### PROBLEM REQUIREMENTS
What lines of the data below hold the string "portal"? Copy each one out.

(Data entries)

* * *

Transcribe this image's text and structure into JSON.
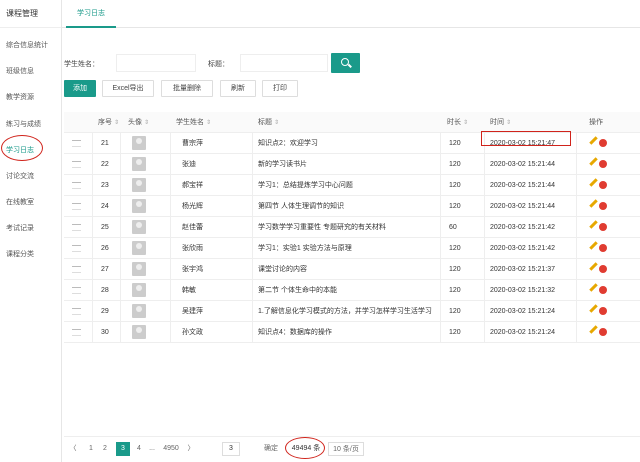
{
  "sidebar": {
    "title": "课程管理",
    "items": [
      {
        "label": "综合信息统计"
      },
      {
        "label": "班级信息"
      },
      {
        "label": "教学资源"
      },
      {
        "label": "练习与成绩"
      },
      {
        "label": "学习日志"
      },
      {
        "label": "讨论交流"
      },
      {
        "label": "在线教室"
      },
      {
        "label": "考试记录"
      },
      {
        "label": "课程分类"
      }
    ],
    "active_index": 4
  },
  "top_tab": {
    "label": "学习日志"
  },
  "search": {
    "student_label": "学生姓名：",
    "title_label": "标题：",
    "student_value": "",
    "title_value": ""
  },
  "toolbar": {
    "add": "添加",
    "excel": "Excel导出",
    "batch_delete": "批量删除",
    "refresh": "刷新",
    "print": "打印"
  },
  "table": {
    "headers": [
      "序号",
      "头像",
      "学生姓名",
      "标题",
      "时长",
      "时间",
      "操作"
    ],
    "rows": [
      {
        "no": "21",
        "name": "曹宗萍",
        "title": "知识点2：欢迎学习",
        "duration": "120",
        "time": "2020-03-02 15:21:47"
      },
      {
        "no": "22",
        "name": "张迪",
        "title": "新的学习读书片",
        "duration": "120",
        "time": "2020-03-02 15:21:44"
      },
      {
        "no": "23",
        "name": "郝宝祥",
        "title": "学习1：总结提炼学习中心问题",
        "duration": "120",
        "time": "2020-03-02 15:21:44"
      },
      {
        "no": "24",
        "name": "杨光辉",
        "title": "第四节 人体生理调节的知识",
        "duration": "120",
        "time": "2020-03-02 15:21:44"
      },
      {
        "no": "25",
        "name": "赵佳蕾",
        "title": "学习数学学习重要性 专题研究的有关材料",
        "duration": "60",
        "time": "2020-03-02 15:21:42"
      },
      {
        "no": "26",
        "name": "张欣雨",
        "title": "学习1：实验1 实验方法与原理",
        "duration": "120",
        "time": "2020-03-02 15:21:42"
      },
      {
        "no": "27",
        "name": "张宇鸿",
        "title": "课堂讨论的内容",
        "duration": "120",
        "time": "2020-03-02 15:21:37"
      },
      {
        "no": "28",
        "name": "韩敏",
        "title": "第二节 个体生命中的本能",
        "duration": "120",
        "time": "2020-03-02 15:21:32"
      },
      {
        "no": "29",
        "name": "吴建萍",
        "title": "1.了解信息化学习模式的方法，并学习怎样学习生活学习",
        "duration": "120",
        "time": "2020-03-02 15:21:24"
      },
      {
        "no": "30",
        "name": "孙文政",
        "title": "知识点4：数据库的操作",
        "duration": "120",
        "time": "2020-03-02 15:21:24"
      }
    ]
  },
  "pagination": {
    "prev": "〈",
    "pages": [
      "1",
      "2",
      "3",
      "4",
      "..."
    ],
    "last_page": "4950",
    "current": "3",
    "next": "〉",
    "goto_value": "3",
    "go_label": "确定",
    "total": "49494 条",
    "per_page": "10 条/页"
  }
}
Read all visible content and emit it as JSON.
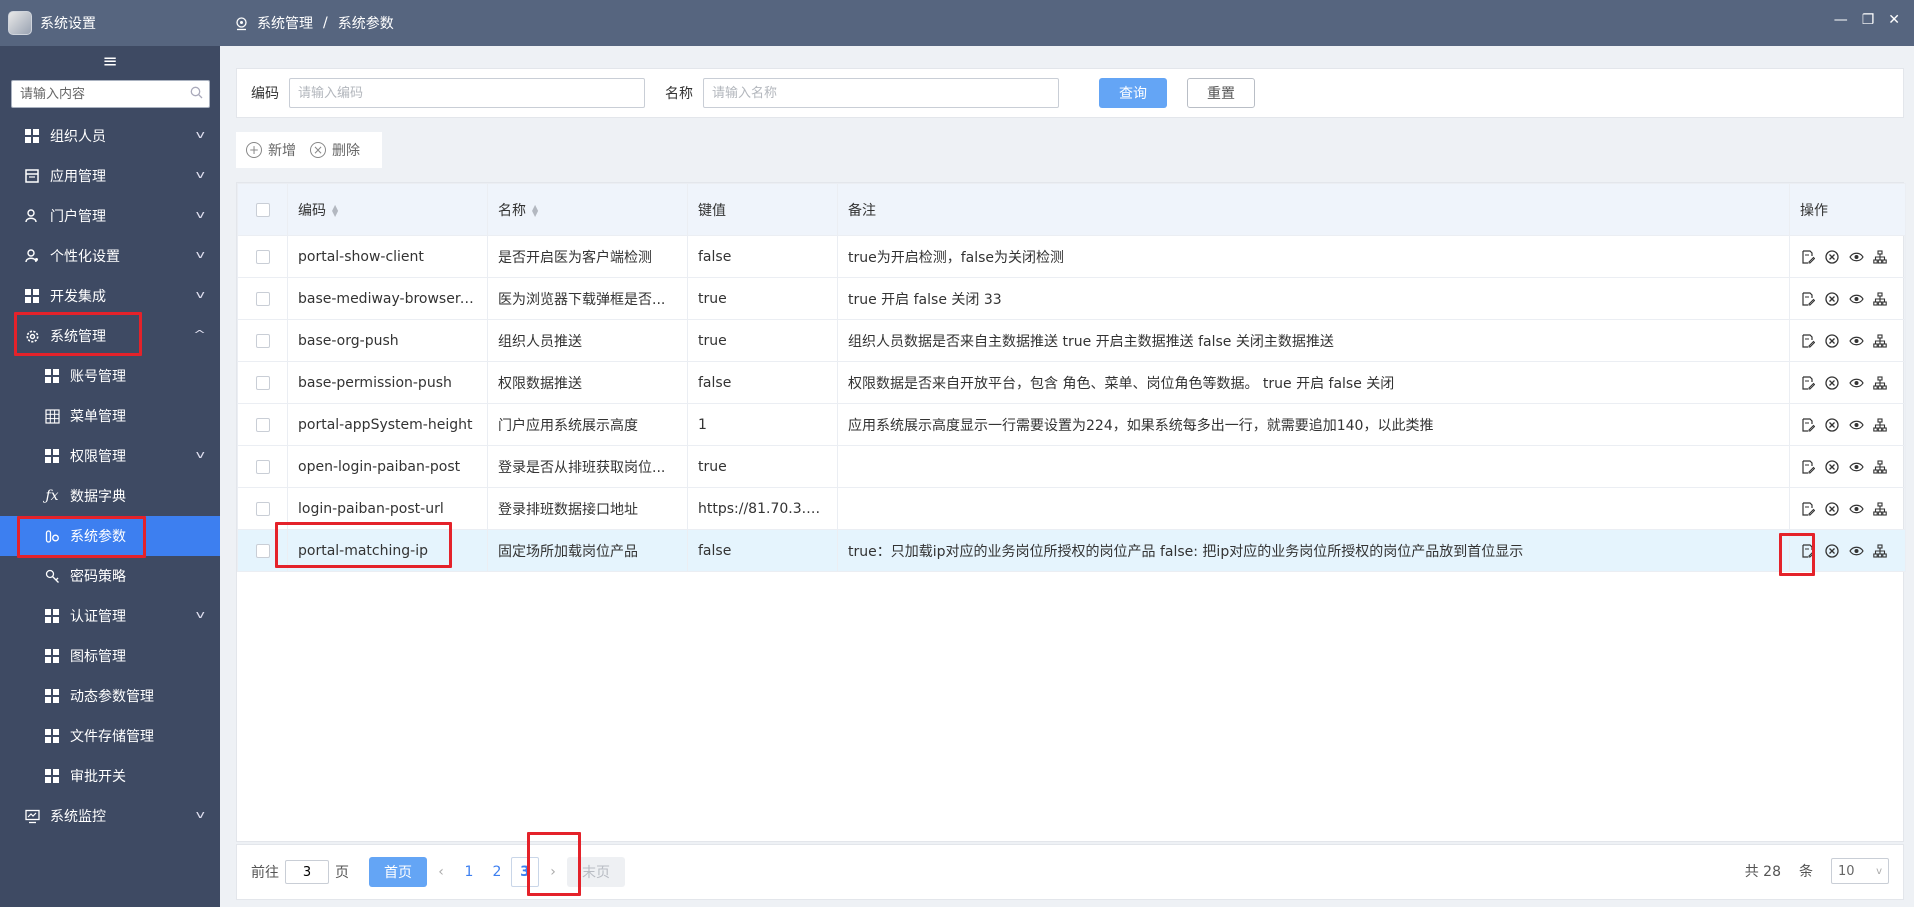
{
  "app": {
    "title": "系统设置"
  },
  "sidebar": {
    "search_placeholder": "请输入内容",
    "items": [
      {
        "label": "组织人员"
      },
      {
        "label": "应用管理"
      },
      {
        "label": "门户管理"
      },
      {
        "label": "个性化设置"
      },
      {
        "label": "开发集成"
      },
      {
        "label": "系统管理"
      },
      {
        "label": "账号管理"
      },
      {
        "label": "菜单管理"
      },
      {
        "label": "权限管理"
      },
      {
        "label": "数据字典"
      },
      {
        "label": "系统参数"
      },
      {
        "label": "密码策略"
      },
      {
        "label": "认证管理"
      },
      {
        "label": "图标管理"
      },
      {
        "label": "动态参数管理"
      },
      {
        "label": "文件存储管理"
      },
      {
        "label": "审批开关"
      },
      {
        "label": "系统监控"
      }
    ]
  },
  "breadcrumb": {
    "parent": "系统管理",
    "separator": "/",
    "current": "系统参数"
  },
  "window_controls": {
    "minimize": "—",
    "restore": "❐",
    "close": "✕"
  },
  "filter": {
    "code_label": "编码",
    "code_placeholder": "请输入编码",
    "name_label": "名称",
    "name_placeholder": "请输入名称",
    "query_label": "查询",
    "reset_label": "重置"
  },
  "toolbar": {
    "add_label": "新增",
    "delete_label": "删除"
  },
  "table": {
    "headers": {
      "code": "编码",
      "name": "名称",
      "value": "键值",
      "remark": "备注",
      "actions": "操作"
    },
    "rows": [
      {
        "code": "portal-show-client",
        "name": "是否开启医为客户端检测",
        "value": "false",
        "remark": "true为开启检测，false为关闭检测"
      },
      {
        "code": "base-mediway-browser-...",
        "name": "医为浏览器下载弹框是否...",
        "value": "true",
        "remark": "true 开启 false 关闭 33"
      },
      {
        "code": "base-org-push",
        "name": "组织人员推送",
        "value": "true",
        "remark": "组织人员数据是否来自主数据推送 true 开启主数据推送 false 关闭主数据推送"
      },
      {
        "code": "base-permission-push",
        "name": "权限数据推送",
        "value": "false",
        "remark": "权限数据是否来自开放平台，包含 角色、菜单、岗位角色等数据。 true 开启 false 关闭"
      },
      {
        "code": "portal-appSystem-height",
        "name": "门户应用系统展示高度",
        "value": "1",
        "remark": "应用系统展示高度显示一行需要设置为224，如果系统每多出一行，就需要追加140，以此类推"
      },
      {
        "code": "open-login-paiban-post",
        "name": "登录是否从排班获取岗位...",
        "value": "true",
        "remark": ""
      },
      {
        "code": "login-paiban-post-url",
        "name": "登录排班数据接口地址",
        "value": "https://81.70.3.21...",
        "remark": ""
      },
      {
        "code": "portal-matching-ip",
        "name": "固定场所加载岗位产品",
        "value": "false",
        "remark": "true：只加载ip对应的业务岗位所授权的岗位产品 false: 把ip对应的业务岗位所授权的岗位产品放到首位显示"
      }
    ]
  },
  "pager": {
    "goto_prefix": "前往",
    "goto_value": "3",
    "goto_suffix": "页",
    "first_label": "首页",
    "last_label": "末页",
    "prev_icon": "‹",
    "next_icon": "›",
    "pages": [
      "1",
      "2",
      "3"
    ],
    "current_page": "3",
    "total_text": "共 28",
    "unit": "条",
    "page_size": "10"
  }
}
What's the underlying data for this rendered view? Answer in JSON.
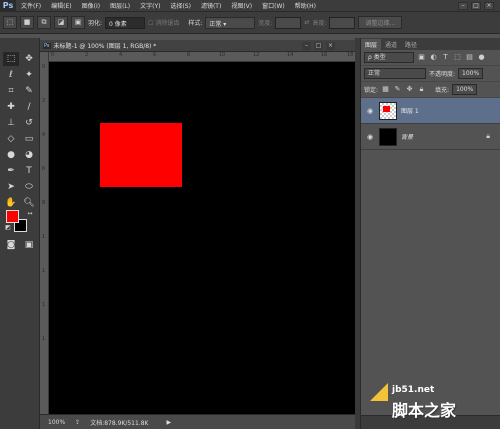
{
  "menubar": {
    "logo": "Ps",
    "items": [
      "文件(F)",
      "编辑(E)",
      "图像(I)",
      "图层(L)",
      "文字(Y)",
      "选择(S)",
      "滤镜(T)",
      "视图(V)",
      "窗口(W)",
      "帮助(H)"
    ],
    "win_controls": [
      "–",
      "□",
      "×"
    ]
  },
  "optionsbar": {
    "feather_label": "羽化:",
    "feather_value": "0 像素",
    "antialias_label": "消除锯齿",
    "style_label": "样式:",
    "style_value": "正常",
    "width_label": "宽度:",
    "height_label": "高度:",
    "refine_edge": "调整边缘..."
  },
  "document": {
    "tab_title": "未标题-1 @ 100% (图层 1, RGB/8) *",
    "tab_controls": [
      "–",
      "□",
      "×"
    ],
    "ruler_h": [
      "0",
      "2",
      "4",
      "6",
      "8",
      "10",
      "12",
      "14",
      "16",
      "18"
    ],
    "ruler_v": [
      "0",
      "2",
      "4",
      "6",
      "8",
      "1",
      "1",
      "1",
      "1"
    ]
  },
  "status": {
    "zoom": "100%",
    "doc_size": "文档:878.9K/511.8K"
  },
  "layers_panel": {
    "tabs": [
      "图层",
      "通道",
      "路径"
    ],
    "filter_kind": "ρ 类型",
    "blend_mode": "正常",
    "opacity_label": "不透明度:",
    "opacity_value": "100%",
    "lock_label": "锁定:",
    "fill_label": "填充:",
    "fill_value": "100%",
    "layers": [
      {
        "name": "图层 1",
        "selected": true
      },
      {
        "name": "背景",
        "selected": false
      }
    ]
  },
  "watermark": {
    "url": "jb51.net",
    "site_name": "脚本之家"
  },
  "colors": {
    "foreground": "#ff0000",
    "background": "#000000",
    "rect_fill": "#ff0000",
    "selected_layer": "#5d6f8a"
  }
}
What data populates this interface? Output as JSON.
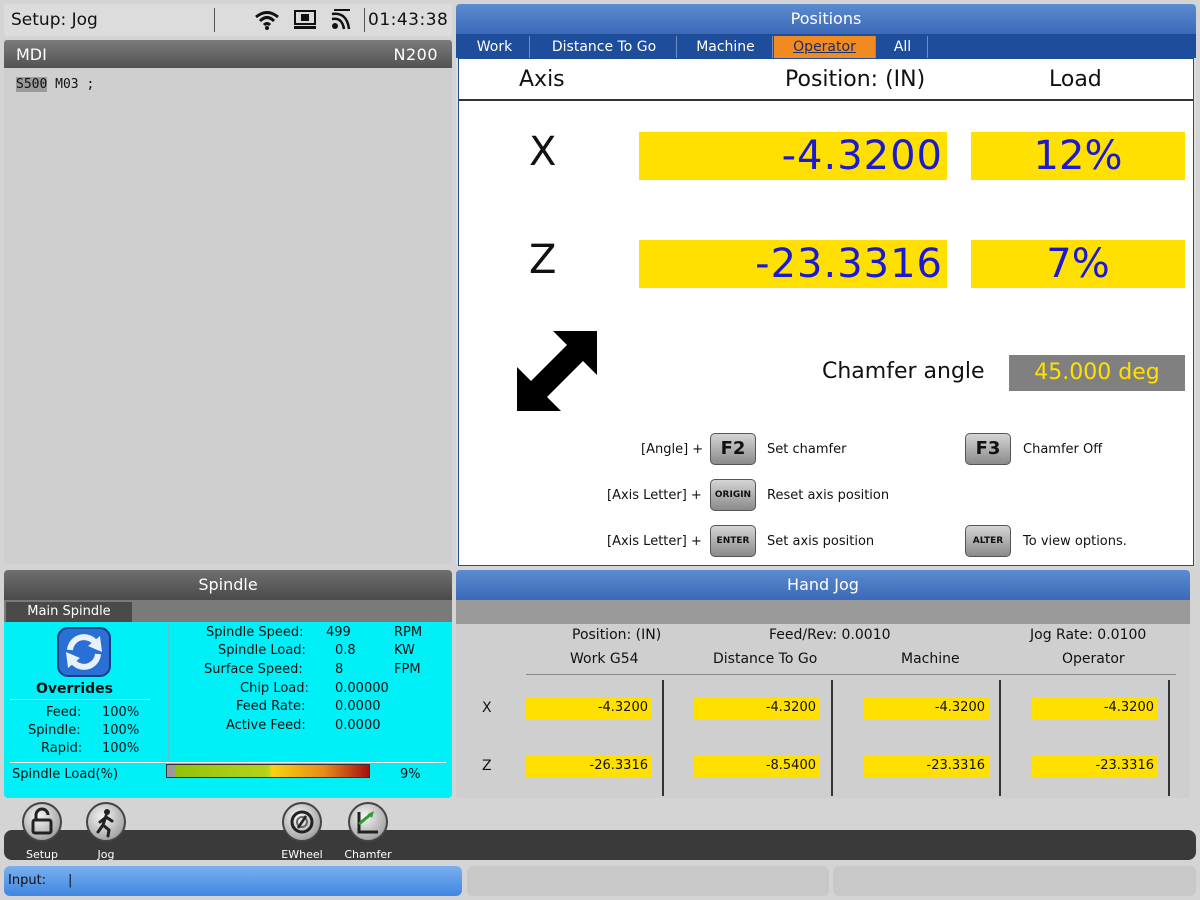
{
  "status": {
    "mode": "Setup: Jog",
    "time": "01:43:38"
  },
  "mdi": {
    "title": "MDI",
    "line_number": "N200",
    "code_highlight": "S500",
    "code_rest": " M03 ;"
  },
  "positions": {
    "title": "Positions",
    "tabs": [
      "Work",
      "Distance To Go",
      "Machine",
      "Operator",
      "All"
    ],
    "active_tab": "Operator",
    "headers": {
      "axis": "Axis",
      "position": "Position:  (IN)",
      "load": "Load"
    },
    "axes": [
      {
        "name": "X",
        "value": "-4.3200",
        "load": "12%"
      },
      {
        "name": "Z",
        "value": "-23.3316",
        "load": "7%"
      }
    ],
    "chamfer_label": "Chamfer angle",
    "chamfer_value": "45.000 deg",
    "keys": {
      "angle_prefix": "[Angle] +",
      "f2": "F2",
      "set_chamfer": "Set chamfer",
      "f3": "F3",
      "chamfer_off": "Chamfer Off",
      "axis_prefix1": "[Axis Letter] +",
      "origin": "ORIGIN",
      "reset_axis": "Reset axis position",
      "axis_prefix2": "[Axis Letter] +",
      "enter": "ENTER",
      "set_axis": "Set axis position",
      "alter": "ALTER",
      "view_options": "To view options."
    }
  },
  "spindle": {
    "title": "Spindle",
    "tab": "Main Spindle",
    "overrides_label": "Overrides",
    "overrides": [
      {
        "label": "Feed:",
        "value": "100%"
      },
      {
        "label": "Spindle:",
        "value": "100%"
      },
      {
        "label": "Rapid:",
        "value": "100%"
      }
    ],
    "stats": [
      {
        "label": "Spindle Speed:",
        "value": "499",
        "unit": "RPM"
      },
      {
        "label": "Spindle Load:",
        "value": "0.8",
        "unit": "KW"
      },
      {
        "label": "Surface Speed:",
        "value": "8",
        "unit": "FPM"
      },
      {
        "label": "Chip Load:",
        "value": "0.00000",
        "unit": ""
      },
      {
        "label": "Feed Rate:",
        "value": "0.0000",
        "unit": ""
      },
      {
        "label": "Active Feed:",
        "value": "0.0000",
        "unit": ""
      }
    ],
    "load_label": "Spindle Load(%)",
    "load_value": "9%",
    "load_fraction": 0.04
  },
  "hand_jog": {
    "title": "Hand Jog",
    "position_label": "Position: (IN)",
    "feed_rev": "Feed/Rev: 0.0010",
    "jog_rate": "Jog Rate: 0.0100",
    "columns": [
      "Work G54",
      "Distance To Go",
      "Machine",
      "Operator"
    ],
    "rows": [
      {
        "axis": "X",
        "values": [
          "-4.3200",
          "-4.3200",
          "-4.3200",
          "-4.3200"
        ]
      },
      {
        "axis": "Z",
        "values": [
          "-26.3316",
          "-8.5400",
          "-23.3316",
          "-23.3316"
        ]
      }
    ]
  },
  "toolbar": {
    "setup": "Setup",
    "jog": "Jog",
    "ewheel": "EWheel",
    "chamfer": "Chamfer"
  },
  "input": {
    "label": "Input:",
    "cursor": "|"
  },
  "colors": {
    "accent_blue": "#3b69b8",
    "value_yellow": "#ffe000",
    "value_blue": "#1a1ad0",
    "active_tab": "#f28a22",
    "cyan": "#00f0f8"
  }
}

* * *

### THE ANSWER
        "code": "portal-show-client",
        "code": "portal-appSystem-height",
        "code": "portal-matching-ip",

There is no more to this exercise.